By Crystal Hyde
As a public relations/corporate communications strategist, I have spent a career working with extremely talented marketing communications leaders and always admire the way they look at the world — with creativity and focus that pinpoints target customers and speak directly to them, motivates them to act, connects with them and makes them a brand believer.
It’s increasingly common for Marketing and Communications to fall under a single umbrella within an organization because the skillsets have some overlap and the work we do together can boost both area’s efforts. Despite this compatibility, our approaches and the way we see the world are quite different. Let me explain as a corporate communications professional, I see myself as being in the business of reputation management. Of course, I want to enhance the brand and promote its positive attributes and benefits, but it is also and sometimes mainly my responsibility to protect the brand by identifying and mitigating risks, managing issues, and navigating crisis to minimize impacts on the brand.
I have watched my Marketing colleagues, similarly, make calculated risks when telling the brand story, attempting to win over customers, build a following, increase sales. Sometimes it worked and sometimes it didn’t. Their focus was (and should) always be about the customers and user experience of the brand. Then when these amazing brand builders work with me, we bring our worlds together, pooling our efforts to help retain the success they have built which can include defining a strategy to position a failing on the company’s behalf.
Often, my time is spent conducting a 360 analysis to determine how a given situation will be perceived not only by customers, but by employees, partners, the community, and the government. Then I focus on the company’s messaging, turning it inside out to see how it could be perceived, misconstrued, if they are legal implications, if there are positives to highlight. Essentially I pressure test everything the company or organization is saying to make sure it protects or enhances the brand, making changes and improvements to minimize risks.
Most recently, with the convergence of marketing and communications into a single area, the distinction between the capability of a marketing expert and a corporate communications expert has become blurred. Due to confusion because ‘communications’ is part of the MarComms handle, talented, smart and trusted marketing communications leaders are being expected to flex a rarely or never-used crisis communications muscle. During a global pandemic and a tidal wave of ‘issues’ hitting companies hard, high performing traditional marketing communications teams are finding themselves out-of-their-depth facing mounting pressure from executive teams to be responsible for crisis management, a skill that takes literally years to develop.
If you don’t have years to retrain and need to tackle a menacing issue or emerging crisis, here’s how to start:
Think through what it is you want to say about the issue, the one sentence that defines what you want or need people to know about your company’s position. Is there something the public needs to know? Is there a commitment your willing to make? Do you need to reinforce a key point (data point)? Is there a significant change to your business model that will address the issue head on?

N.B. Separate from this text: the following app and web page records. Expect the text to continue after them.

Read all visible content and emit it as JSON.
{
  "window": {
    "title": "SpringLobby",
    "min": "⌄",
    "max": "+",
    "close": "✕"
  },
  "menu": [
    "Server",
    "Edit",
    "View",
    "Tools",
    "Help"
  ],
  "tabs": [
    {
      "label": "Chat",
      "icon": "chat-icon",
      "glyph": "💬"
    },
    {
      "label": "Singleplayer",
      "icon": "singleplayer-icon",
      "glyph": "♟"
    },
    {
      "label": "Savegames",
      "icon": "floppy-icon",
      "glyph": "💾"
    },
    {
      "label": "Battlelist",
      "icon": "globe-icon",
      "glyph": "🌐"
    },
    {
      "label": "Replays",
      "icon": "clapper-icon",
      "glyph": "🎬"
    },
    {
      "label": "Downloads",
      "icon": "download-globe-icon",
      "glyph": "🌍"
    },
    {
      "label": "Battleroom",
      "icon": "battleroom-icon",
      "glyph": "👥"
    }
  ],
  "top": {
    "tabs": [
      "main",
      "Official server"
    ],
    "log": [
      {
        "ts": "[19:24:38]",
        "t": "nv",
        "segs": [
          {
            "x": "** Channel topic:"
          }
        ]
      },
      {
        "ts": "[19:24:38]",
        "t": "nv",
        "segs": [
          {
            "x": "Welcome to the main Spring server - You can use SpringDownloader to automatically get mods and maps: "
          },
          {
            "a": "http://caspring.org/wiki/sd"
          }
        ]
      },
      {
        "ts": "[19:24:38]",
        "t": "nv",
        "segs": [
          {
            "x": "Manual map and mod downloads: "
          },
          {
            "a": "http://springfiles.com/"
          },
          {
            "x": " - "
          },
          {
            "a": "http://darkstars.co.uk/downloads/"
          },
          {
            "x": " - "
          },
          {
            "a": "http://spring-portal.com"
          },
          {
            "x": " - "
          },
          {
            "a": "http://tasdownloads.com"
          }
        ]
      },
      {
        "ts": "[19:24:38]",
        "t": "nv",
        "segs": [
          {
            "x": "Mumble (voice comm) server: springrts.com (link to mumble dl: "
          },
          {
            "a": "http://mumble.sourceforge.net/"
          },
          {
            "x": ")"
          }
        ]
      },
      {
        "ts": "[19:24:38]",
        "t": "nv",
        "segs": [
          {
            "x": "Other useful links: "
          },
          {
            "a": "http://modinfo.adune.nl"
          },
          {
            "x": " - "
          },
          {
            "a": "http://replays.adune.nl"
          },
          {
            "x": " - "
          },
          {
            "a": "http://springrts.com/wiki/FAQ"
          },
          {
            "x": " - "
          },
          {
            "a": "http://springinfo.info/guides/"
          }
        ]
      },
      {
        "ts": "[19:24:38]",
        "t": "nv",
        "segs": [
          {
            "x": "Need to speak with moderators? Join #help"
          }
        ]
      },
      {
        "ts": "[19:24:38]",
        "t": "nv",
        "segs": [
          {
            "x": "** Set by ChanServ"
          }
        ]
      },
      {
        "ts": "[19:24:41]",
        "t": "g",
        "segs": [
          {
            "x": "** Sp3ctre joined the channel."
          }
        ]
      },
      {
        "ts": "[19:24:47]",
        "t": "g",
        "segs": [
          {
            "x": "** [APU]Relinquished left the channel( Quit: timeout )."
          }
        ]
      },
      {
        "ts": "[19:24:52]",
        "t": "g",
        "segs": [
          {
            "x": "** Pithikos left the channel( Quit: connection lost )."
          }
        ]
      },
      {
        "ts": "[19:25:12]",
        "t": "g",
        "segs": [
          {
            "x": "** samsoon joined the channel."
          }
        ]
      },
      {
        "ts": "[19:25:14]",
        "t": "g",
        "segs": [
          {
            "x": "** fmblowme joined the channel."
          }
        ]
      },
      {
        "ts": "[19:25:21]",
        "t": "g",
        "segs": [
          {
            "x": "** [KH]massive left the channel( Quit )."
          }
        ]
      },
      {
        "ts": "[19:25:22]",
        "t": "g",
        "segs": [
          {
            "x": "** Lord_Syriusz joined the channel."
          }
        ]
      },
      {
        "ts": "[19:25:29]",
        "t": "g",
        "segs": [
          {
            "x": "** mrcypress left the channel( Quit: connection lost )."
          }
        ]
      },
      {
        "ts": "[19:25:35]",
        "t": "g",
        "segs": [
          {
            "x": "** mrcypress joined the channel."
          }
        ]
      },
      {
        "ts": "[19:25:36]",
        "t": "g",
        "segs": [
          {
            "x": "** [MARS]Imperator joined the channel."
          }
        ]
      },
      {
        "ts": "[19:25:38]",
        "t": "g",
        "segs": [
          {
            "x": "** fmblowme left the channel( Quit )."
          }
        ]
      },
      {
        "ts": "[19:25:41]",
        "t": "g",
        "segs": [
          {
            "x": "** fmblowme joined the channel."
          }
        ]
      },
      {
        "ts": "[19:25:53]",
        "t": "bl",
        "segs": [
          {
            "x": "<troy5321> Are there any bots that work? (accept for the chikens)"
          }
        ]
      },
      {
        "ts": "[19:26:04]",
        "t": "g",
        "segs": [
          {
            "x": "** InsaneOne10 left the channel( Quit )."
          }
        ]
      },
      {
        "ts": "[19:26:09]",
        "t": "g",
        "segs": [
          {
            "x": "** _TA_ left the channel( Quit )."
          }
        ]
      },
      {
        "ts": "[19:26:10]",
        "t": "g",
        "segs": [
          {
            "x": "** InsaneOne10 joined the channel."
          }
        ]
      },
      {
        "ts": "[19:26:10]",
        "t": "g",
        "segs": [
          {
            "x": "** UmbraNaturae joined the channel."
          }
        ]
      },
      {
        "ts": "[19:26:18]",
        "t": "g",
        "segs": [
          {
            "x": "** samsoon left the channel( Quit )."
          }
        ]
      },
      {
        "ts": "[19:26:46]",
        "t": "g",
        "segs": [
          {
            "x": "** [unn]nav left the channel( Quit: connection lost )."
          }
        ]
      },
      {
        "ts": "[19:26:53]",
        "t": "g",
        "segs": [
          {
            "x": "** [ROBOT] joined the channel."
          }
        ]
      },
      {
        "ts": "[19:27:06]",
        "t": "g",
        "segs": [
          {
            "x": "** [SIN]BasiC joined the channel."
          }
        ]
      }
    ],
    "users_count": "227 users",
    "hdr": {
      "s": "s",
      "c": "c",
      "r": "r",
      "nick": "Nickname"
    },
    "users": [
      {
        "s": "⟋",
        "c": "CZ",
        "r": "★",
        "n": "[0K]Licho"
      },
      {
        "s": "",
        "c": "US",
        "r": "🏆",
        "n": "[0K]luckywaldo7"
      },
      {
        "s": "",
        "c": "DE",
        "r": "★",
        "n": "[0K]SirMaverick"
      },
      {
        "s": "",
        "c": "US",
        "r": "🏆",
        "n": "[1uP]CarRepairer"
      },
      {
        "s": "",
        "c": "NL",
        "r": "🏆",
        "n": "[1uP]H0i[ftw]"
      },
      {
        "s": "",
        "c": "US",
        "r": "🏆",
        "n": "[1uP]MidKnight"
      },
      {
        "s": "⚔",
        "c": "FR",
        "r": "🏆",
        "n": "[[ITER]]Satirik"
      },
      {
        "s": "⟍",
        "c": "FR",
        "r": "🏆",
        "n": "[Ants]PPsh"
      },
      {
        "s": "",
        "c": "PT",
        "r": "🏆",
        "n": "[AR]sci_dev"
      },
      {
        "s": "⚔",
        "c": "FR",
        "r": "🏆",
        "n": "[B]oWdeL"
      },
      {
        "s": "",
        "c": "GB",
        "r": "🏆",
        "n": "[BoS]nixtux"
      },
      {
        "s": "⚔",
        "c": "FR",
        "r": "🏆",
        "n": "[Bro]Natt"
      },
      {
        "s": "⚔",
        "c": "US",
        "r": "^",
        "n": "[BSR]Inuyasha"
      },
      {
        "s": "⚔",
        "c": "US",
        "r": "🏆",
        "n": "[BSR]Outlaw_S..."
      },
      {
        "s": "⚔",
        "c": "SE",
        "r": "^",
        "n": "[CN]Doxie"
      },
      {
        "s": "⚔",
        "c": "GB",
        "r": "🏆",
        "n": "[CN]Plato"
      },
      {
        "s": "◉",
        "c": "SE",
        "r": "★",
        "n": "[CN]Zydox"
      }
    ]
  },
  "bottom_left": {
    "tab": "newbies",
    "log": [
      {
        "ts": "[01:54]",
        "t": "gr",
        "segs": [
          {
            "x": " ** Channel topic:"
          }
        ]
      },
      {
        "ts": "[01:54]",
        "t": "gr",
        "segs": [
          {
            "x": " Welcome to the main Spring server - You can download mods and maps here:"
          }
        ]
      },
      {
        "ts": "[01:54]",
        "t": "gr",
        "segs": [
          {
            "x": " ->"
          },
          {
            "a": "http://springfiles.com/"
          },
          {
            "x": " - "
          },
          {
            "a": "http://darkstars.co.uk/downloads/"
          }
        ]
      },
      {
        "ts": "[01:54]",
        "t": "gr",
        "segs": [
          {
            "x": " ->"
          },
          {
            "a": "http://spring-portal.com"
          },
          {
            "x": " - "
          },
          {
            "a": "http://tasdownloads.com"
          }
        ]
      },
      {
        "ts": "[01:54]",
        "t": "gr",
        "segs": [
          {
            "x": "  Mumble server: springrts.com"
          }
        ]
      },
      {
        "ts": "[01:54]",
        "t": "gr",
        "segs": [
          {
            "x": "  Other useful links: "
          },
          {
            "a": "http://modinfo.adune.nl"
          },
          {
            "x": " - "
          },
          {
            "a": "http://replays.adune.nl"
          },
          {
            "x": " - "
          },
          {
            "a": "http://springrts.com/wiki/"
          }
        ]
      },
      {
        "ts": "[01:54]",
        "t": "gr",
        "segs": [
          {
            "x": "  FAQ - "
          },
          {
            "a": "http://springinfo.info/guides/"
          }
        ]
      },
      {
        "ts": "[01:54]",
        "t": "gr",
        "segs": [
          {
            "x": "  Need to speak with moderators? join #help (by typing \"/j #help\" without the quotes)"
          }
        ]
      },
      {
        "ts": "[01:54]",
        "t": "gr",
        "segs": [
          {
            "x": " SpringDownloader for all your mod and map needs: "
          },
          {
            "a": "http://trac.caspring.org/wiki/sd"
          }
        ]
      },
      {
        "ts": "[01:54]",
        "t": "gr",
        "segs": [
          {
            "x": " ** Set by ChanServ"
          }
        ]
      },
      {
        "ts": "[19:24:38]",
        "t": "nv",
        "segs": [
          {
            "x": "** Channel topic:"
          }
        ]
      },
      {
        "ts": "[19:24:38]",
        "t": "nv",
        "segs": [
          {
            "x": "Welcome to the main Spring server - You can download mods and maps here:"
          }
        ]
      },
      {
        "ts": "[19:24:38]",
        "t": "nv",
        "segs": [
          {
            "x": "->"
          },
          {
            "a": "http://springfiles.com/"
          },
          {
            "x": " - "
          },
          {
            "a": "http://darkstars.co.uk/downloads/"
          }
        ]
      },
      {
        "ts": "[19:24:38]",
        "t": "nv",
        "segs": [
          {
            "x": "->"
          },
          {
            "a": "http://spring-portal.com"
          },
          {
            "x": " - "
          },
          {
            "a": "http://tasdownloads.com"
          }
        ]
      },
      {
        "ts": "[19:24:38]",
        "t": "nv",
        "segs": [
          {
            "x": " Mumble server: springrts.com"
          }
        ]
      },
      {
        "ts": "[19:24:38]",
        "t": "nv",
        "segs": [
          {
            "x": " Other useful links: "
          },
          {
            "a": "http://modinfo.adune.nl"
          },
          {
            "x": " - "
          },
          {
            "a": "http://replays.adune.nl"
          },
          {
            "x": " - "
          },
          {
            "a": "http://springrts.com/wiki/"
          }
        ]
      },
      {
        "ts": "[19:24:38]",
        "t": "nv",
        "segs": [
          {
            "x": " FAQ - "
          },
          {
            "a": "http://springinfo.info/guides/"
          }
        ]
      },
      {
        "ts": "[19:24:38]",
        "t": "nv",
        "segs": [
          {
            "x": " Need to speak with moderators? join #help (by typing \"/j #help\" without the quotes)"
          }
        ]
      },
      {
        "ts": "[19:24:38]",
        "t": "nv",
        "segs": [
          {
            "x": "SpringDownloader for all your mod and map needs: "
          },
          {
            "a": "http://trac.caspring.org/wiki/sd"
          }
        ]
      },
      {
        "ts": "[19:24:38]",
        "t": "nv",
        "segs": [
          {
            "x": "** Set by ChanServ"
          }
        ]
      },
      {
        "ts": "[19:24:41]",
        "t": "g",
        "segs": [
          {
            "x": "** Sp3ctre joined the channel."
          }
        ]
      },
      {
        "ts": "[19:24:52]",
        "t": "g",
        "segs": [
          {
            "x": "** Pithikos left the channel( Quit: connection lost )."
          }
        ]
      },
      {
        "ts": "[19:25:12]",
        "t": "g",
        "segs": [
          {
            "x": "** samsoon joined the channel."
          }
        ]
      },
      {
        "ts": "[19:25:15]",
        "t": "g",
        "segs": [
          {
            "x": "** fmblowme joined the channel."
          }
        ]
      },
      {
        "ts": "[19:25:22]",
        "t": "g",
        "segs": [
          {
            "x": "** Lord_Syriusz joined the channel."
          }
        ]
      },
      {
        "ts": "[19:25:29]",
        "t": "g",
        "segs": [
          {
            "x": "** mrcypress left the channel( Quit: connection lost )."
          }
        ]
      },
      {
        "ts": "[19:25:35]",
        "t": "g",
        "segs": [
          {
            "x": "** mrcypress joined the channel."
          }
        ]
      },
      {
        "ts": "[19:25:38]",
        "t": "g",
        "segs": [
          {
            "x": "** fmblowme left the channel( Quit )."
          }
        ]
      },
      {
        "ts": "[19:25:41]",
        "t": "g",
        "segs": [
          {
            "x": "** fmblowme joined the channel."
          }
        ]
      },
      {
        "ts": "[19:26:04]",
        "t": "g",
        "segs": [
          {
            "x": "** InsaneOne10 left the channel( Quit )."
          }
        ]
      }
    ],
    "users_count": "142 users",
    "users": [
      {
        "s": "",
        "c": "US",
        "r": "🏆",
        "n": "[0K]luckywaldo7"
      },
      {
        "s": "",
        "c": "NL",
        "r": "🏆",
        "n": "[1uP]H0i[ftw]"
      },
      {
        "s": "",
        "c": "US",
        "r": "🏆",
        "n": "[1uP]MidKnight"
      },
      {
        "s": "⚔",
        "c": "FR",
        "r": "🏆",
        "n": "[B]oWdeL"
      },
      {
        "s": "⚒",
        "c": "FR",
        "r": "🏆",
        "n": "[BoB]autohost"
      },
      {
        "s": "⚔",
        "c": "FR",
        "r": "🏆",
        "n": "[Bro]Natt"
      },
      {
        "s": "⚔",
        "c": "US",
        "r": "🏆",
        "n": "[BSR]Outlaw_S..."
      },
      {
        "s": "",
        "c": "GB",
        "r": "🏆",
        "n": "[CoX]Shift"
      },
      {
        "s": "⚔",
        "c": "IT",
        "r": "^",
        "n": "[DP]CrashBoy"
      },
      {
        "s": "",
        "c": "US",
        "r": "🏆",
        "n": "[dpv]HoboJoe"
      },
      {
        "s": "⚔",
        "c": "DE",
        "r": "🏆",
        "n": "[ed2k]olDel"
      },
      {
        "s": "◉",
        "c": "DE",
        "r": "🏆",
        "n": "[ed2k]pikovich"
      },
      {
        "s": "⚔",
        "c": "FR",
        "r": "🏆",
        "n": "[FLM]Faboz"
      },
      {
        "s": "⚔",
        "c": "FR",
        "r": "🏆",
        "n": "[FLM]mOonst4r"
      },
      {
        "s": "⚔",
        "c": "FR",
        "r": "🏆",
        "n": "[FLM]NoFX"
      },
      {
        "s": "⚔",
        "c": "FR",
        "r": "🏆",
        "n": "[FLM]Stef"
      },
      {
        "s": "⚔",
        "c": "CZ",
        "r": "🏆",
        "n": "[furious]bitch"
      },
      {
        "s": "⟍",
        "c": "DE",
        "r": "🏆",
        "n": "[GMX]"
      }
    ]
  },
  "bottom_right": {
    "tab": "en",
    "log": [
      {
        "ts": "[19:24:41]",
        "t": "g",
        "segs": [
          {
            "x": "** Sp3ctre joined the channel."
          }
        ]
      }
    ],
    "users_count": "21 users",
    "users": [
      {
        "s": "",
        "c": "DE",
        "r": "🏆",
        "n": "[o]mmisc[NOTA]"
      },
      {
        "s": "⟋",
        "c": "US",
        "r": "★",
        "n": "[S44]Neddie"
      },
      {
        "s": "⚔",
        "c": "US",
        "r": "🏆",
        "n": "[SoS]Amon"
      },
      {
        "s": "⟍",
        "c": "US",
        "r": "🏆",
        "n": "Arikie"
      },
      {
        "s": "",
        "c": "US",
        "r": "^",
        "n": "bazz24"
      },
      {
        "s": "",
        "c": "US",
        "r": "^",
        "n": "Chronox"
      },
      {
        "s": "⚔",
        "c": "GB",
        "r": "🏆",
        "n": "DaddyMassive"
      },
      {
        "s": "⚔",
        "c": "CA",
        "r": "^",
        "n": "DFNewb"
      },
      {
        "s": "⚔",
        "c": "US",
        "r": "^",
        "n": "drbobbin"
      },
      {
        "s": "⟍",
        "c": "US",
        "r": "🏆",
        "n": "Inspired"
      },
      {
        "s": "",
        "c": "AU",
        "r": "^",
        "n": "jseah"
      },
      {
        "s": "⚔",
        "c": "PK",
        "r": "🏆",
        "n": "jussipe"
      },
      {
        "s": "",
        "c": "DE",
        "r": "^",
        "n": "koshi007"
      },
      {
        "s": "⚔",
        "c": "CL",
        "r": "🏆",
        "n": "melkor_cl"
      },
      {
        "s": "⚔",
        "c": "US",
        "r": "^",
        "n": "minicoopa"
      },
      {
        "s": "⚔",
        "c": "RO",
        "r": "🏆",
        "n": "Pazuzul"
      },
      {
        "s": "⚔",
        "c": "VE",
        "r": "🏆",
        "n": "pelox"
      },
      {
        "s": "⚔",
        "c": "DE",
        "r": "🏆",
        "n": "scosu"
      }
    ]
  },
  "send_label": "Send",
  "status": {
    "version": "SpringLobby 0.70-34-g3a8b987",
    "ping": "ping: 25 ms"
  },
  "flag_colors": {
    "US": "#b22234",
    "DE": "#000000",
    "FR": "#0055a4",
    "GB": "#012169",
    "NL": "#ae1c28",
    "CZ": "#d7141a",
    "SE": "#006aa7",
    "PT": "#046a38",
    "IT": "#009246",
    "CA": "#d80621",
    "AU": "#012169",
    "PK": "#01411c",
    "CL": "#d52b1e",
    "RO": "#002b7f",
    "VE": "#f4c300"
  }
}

Next, write down your key audiences — all of them, when an issue arises you do not have the luxury of giving one audience all of your attention you have to think about have every interested audience will view your response: employees (always employees first), customers, shareholders, partners, government officials, your local community etc.
Once you have defined your top line message and the audience who needs to hear it, go through your audience list and consider how each will receive your key message. While some audiences will love it, others may be opposed, upset, understanding and so on. Now that you understand the possible reactions you can start to either reshape the message to address vulnerabilities or customize the message to better address each reaction.
You will then want to spend time, using that same audience list, to determine the possible questions each group may ask and preparing the possible responses. Be candid and realistic when pulling together this list of questions, this is not an opportunity to choose the questions you want to deliver a slick marketing-type answer. These questions and responses are the grunt work of managing an issue by overturning every rock and attempting to address everything that could possibly come up, the good and the bad. You may never be asked one of these questions, but if you are you need to be prepared.
Further to the above exercise, let’s spend a minute defining a response versus and answer. Often spokespeople feel compelled to ‘answer’ everything that is asked though sometimes their eagerness to answer means they over share confidential information or speak to an area of the business they aren’t qualified to do. No qualified public relations practitioner will support or advise anyone to be dishonest; however, we will coach spokespeople to respond to difficult questions not necessarily answer them. Let me give you an example:
Reporter: Do you think you will have to lay off employees if the quarter end results miss the mark?
Answer: We might need to reduce our headcount; we are hopeful results will be strong, but we just do not know yet.
Possible media headline:
CEO doesn’t rule out layoffs if earnings miss
Response: I am not going to speculate about results that are not yet released. What I can tell you is that our employees are vital to our business success and we want to perform well and keep everyone working.
Possible media headline:
CEO hopeful for strong earnings this quarter
What is my best advice for a Mar/Comms leader to handle a crisis? Take off your marketing hat for a moment because promoting an issue or selling its good side won’t get you anywhere, instead issues need to be met with candor and authenticity in order to convey effective and thoughtful management. Your audience needs to feel that you understand the issue and are actively addressing it in order to move on.
Crystal Hyde, Principal & Certified Executive Coach at Scout Communications Scout Communications Inc., uses the power of communication to solve business problems, train leaders, coach emerging leaders and teams to deliver effective messages and proven results.